The theme of this shoot was “Portrait” photography that was intended for both studio and on-location shooting.
All the shots were taken with the combination of the new “GFX100 II” and “GF55mmF1.7 R WR”.
The subject for this shoot was Kokoro Aoshima, who models but is also a talented actor. I wanted to capture her not only as a beautiful fashion portrait, but also as a portrait that would bring out her strong spirit, as her eyes create a striking impression.
Since we wanted to present the studio shoot as a “beauty photo” with the simplest possible set-up, we added a hard, sharp light with a graphic quality, as well as a very simple styling, using black and white garments for two different looks.
The hair and makeup was not applied to “add” elements, but to “subtract” as much as possible, hoping to present a photo that would emphasize the beauty of her true self.
Regardless of shooting in studio or outdoors, I must be particular when it comes to the contrast between light and shadow. In this studio shoot, I was especially conscious of expressing highlights nearly white but with details, and vice versa, shadows containing details without disappearing into the blacks.
I was quite amazed by the wide dynamic range of the GFX100 II, as I detected zero noise even when I adjusted the RAW data and raised the dark areas that had been under-exposed. Despite the fact that I was shooting in high contrast lighting, I was able to achieve a smoother gradation from white to black than I had anticipated, with no white skipping or blacking out.
The light in the studio was a mixture of LEDs and strobes, resulting in a darker atmosphere with more contrast than the finished photograph. However, the viewfinder was very easy to read regardless of the dark conditions. Since I had selected “Monitor Exposure Reflect OFF”, I was able to see the atmosphere of the scene through the viewfinder, however, I was able to follow the expressions and movements of the subjects without any sense of discomfort.
I find that camera performance is much more tested under on-site shooting than it is in the studio.
Since we are generally shooting hand-held and in motion, features such as autofocus, face/eye recognition, and image stabilization are all important, and the better the performance, the more reliable it is to shoot.
The lens I used in this project was the new GF55mmF1.7 R WR. I was looking forward to seeing what kind of expression I could achieve by using the maximum aperture of F1.7 through the large sensor of the GFX100 II, which is why I shot almost all of my shots with this aperture.
The combination of face/eye recognition and AF-C was outstanding.
I was especially impressed when shooting in a grassy setting, where despite the fact that there was more grass in front of the subject, the eye recognition tracked the subject in focus so that hardly any of the photos were out of focus.
Unlike the overly crunchy and sharp focus, the lens seemed to have a “natural” focus.
What I consider “natural” perhaps is the beautiful gradation between the in-focus areas and the smooth blurring out of focus.
It is my impression that the extended dynamic range of the GFX100 II will greatly expand the range of expressiveness when shooting outdoors.

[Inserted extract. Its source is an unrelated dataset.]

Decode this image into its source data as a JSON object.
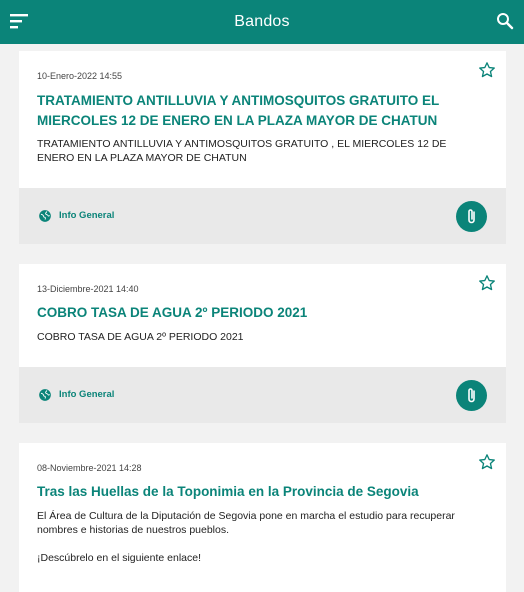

The difference between bright and dark areas becomes even greater outdoors than it appears to the eye, and highlights tend to jump out too much while dark areas are often smothered.
The shot of her lying on the grass and the blazing sunset hitting her through the grass, despite the substantial difference in brightness and darkness, turned out to be exactly as I had imagined.
Perhaps the wide dynamic range gives us a sense of being closer to the human eye. I believe that the evolution of camera equipment will certainly expand the range of expression.
I would say that the combination with the GF55mmF1.7 R WR produces the unique expression that only a large sensor can offer. I saw this especially in the full-body shot. The natural and elegant bokeh in the background gives the photo a sense of depth, as if it were taken with a 4×5 camera.
The F1.7 close-up is certainly beautiful, but I would personally like to try taking some more pulled shots using that focal length.
Only the combination of the GFX100 II and GF55mmF1.7 R WR, with the aperture set at F1.7 for most of the shots, was used both in the studio and on location for this project.
The design of the GFX100 II has changed drastically compared to the former GFX100, with a comfortable grip and hold, I was able to hold the camera for many hours on location without any problems.
The size of the GF55mmF1.7 R WR and the balance between the body are so well matched that I even feel a sense of adoration for carrying it around with me on a daily basis. 44mm on a 35mm equivalent scale, which is slightly wider than a standard lens, is also a pleasant length for snapshots.
This is a combination that I would recommend to both professionals and amateurs, and although it is slightly heavy to carry around your neck, you may want to consider carrying it in a small bag.
It will boost the quality of your snapshots up a number of levels.